What needs to be done:
The expected output is each entry, given again exactly.

Saved entries:
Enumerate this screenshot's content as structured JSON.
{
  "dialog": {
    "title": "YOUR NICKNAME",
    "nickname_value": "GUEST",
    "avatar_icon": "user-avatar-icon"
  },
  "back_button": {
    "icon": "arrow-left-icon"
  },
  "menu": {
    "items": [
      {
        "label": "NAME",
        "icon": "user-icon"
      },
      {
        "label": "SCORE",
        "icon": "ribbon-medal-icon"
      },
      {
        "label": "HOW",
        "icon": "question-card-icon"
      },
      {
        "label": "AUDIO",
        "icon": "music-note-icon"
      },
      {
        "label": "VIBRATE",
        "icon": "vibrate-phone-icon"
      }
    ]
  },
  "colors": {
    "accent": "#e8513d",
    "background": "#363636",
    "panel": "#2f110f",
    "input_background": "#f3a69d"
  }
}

The completed task:
Enumerate this screenshot's content as structured JSON.
{
  "dialog": {
    "title": "YOUR NICKNAME",
    "nickname_value": "GUEST",
    "avatar_icon": "user-avatar-icon"
  },
  "back_button": {
    "icon": "arrow-left-icon"
  },
  "menu": {
    "items": [
      {
        "label": "NAME",
        "icon": "user-icon"
      },
      {
        "label": "SCORE",
        "icon": "ribbon-medal-icon"
      },
      {
        "label": "HOW",
        "icon": "question-card-icon"
      },
      {
        "label": "AUDIO",
        "icon": "music-note-icon"
      },
      {
        "label": "VIBRATE",
        "icon": "vibrate-phone-icon"
      }
    ]
  },
  "colors": {
    "accent": "#e8513d",
    "background": "#363636",
    "panel": "#2f110f",
    "input_background": "#f3a69d"
  }
}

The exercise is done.